Billionaire Warren Buffett is famous for that approach. In this year’s volatile market, Buffett sold shares of Walmart, Charter Communications and tractor maker Deere & Co. But he also spent more than $1.5 billion to amass a 15 percent ownership stake in Phillips 66, a fuel company that had its value beaten down by falling oil prices.
Horter sees no problem with stock-market strategies such as value investing and dividend growth, but he thinks clients should be aware of the risks inherent in those approaches. Never again does he want to share bad news with clients like he did in 2008, when the S&P 500 lost 51 percent of its value in the five months ending in March.
“We have people now with what we call longevity risk,” Horter said. “If they’re 65 now, one of them may live to 90. That’s 25 years of exposure to the market place with your pool of money that’s all you’ve got. Rather than blindly going in and staying in the market and saying I hope and pray it always does well, (we say), 'Look at the last 15 years. Can you afford to take that risk?'”
More than 15,000 client accounts prove there is a market for Horter’s anti-risk mantra. While he doesn’t guarantee against losses, his portfolio statistics sheet shows nine of his 16 funds achieved full-year loss rates of less than 1.5 percent in 2015 and all 16 met that standard in 2014. Eight of the 16 funds hit double-digit returns in at least one of the last two years.
“Our goal is, if the market’s doing 10 (percent growth)” he said, “we can do 6 or 7 without these cavernous drops.”
So far, Horter’s growth has come from a national network of 350 investor representatives, most of whom work as independent contractors who like Horter’s risk-avoidance strategy.

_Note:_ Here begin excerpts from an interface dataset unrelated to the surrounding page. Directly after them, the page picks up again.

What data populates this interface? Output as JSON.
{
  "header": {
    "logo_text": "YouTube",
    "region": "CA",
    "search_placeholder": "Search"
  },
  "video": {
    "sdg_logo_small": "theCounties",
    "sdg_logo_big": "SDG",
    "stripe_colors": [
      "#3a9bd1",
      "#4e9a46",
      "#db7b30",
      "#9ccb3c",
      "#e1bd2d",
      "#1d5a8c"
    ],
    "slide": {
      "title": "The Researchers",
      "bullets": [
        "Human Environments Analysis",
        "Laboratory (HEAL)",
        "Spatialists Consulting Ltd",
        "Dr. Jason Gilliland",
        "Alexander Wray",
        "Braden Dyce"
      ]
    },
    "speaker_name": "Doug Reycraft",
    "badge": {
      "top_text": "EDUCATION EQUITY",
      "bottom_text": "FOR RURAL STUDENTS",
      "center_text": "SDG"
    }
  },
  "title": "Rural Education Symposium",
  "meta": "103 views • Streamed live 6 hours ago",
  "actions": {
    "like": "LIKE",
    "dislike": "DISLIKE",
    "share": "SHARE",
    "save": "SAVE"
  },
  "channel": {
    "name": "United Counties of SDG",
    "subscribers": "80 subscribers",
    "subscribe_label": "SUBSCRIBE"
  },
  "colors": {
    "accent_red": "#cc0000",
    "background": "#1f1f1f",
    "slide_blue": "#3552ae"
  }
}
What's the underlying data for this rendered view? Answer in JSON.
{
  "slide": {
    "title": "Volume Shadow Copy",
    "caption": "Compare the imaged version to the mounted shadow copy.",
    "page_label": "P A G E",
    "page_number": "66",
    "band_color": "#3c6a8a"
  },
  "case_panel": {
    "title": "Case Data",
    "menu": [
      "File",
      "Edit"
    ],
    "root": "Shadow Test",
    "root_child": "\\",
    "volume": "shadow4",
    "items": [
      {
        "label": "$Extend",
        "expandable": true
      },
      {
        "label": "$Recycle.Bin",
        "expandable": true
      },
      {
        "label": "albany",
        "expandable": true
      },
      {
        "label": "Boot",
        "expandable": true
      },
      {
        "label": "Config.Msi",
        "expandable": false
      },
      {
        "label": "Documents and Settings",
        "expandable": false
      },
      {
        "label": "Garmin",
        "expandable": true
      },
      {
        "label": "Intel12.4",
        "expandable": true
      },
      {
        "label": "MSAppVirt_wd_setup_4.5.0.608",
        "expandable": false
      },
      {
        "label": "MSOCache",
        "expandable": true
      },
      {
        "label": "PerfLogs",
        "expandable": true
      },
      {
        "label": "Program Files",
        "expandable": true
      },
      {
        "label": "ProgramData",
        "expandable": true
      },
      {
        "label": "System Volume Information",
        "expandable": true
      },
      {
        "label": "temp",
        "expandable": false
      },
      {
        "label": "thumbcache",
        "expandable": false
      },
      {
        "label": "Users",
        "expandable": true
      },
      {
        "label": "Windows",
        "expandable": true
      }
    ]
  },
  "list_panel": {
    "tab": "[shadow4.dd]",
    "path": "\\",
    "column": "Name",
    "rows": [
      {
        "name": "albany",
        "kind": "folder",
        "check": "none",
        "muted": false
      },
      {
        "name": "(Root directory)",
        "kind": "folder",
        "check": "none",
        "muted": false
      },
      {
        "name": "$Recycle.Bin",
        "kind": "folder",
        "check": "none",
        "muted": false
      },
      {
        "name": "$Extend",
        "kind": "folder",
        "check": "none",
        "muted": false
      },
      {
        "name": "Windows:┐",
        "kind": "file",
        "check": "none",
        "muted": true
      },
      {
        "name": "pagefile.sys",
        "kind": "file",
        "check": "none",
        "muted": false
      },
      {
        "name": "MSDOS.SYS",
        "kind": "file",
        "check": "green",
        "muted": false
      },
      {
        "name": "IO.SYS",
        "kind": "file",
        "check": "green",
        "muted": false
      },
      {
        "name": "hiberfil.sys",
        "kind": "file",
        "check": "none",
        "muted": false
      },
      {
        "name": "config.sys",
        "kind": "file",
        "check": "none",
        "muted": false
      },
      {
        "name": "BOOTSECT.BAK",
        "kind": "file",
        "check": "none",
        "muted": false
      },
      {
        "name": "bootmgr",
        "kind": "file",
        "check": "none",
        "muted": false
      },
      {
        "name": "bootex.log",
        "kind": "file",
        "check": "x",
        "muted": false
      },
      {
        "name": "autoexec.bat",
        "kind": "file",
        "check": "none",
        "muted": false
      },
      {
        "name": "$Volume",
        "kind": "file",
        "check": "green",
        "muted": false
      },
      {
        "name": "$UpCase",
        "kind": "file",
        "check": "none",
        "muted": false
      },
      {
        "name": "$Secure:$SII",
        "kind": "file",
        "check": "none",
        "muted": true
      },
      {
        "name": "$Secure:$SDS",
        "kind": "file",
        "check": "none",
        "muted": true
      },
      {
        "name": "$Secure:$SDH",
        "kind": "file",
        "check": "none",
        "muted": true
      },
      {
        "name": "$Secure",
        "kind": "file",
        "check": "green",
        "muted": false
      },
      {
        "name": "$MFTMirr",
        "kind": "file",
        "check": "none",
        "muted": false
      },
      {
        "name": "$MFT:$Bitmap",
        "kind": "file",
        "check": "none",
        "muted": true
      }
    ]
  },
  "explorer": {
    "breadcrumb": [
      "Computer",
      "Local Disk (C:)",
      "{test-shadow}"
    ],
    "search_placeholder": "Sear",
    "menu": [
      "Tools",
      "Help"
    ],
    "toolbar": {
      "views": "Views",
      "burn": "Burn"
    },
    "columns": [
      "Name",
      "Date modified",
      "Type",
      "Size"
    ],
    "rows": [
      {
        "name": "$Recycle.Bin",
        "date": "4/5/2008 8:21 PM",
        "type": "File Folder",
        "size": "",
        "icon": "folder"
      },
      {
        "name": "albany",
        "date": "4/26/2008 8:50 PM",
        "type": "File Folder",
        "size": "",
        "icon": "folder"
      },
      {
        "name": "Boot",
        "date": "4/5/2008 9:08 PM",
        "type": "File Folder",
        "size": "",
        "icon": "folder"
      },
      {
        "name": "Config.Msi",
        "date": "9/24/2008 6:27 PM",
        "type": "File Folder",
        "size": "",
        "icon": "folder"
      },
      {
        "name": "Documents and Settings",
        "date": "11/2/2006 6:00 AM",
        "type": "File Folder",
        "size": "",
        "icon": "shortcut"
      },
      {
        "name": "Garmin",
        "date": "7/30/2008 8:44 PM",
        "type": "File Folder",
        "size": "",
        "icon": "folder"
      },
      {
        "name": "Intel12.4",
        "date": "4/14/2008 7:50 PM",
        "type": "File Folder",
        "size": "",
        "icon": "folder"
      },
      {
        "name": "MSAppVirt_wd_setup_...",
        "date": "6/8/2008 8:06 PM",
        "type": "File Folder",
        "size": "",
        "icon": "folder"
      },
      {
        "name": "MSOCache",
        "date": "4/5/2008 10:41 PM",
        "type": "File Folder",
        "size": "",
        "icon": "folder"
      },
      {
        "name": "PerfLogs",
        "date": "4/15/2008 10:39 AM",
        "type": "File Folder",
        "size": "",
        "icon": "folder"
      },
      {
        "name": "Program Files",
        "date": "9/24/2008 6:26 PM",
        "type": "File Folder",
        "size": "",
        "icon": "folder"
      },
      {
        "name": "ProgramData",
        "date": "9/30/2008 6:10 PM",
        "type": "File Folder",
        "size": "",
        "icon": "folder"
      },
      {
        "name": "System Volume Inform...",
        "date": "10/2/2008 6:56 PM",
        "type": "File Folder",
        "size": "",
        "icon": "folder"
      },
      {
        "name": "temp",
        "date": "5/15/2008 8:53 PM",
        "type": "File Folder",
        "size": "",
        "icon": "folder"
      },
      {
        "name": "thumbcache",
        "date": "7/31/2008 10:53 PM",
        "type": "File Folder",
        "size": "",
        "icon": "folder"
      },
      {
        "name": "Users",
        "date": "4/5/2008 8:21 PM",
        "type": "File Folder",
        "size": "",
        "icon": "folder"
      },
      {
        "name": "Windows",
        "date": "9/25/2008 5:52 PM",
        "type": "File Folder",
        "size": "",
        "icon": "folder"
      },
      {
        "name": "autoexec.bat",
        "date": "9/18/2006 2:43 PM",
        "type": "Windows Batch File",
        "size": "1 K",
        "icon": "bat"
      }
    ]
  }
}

Horter's expansion will enable him to recruit investor representatives focused on Cincinnati, which now represents about $80 million in total assets under management. He thinks that local figure can reach $1 billion in the next five years by recruiting new advisers with a simple message:
“We’re at the height of the stock market, all-time highs, and we’re in a very bad time in the bond market. So, do you want to be a risk-off adviser? Or do you want to possibly see your client lose 20, 30, 40 percent again?”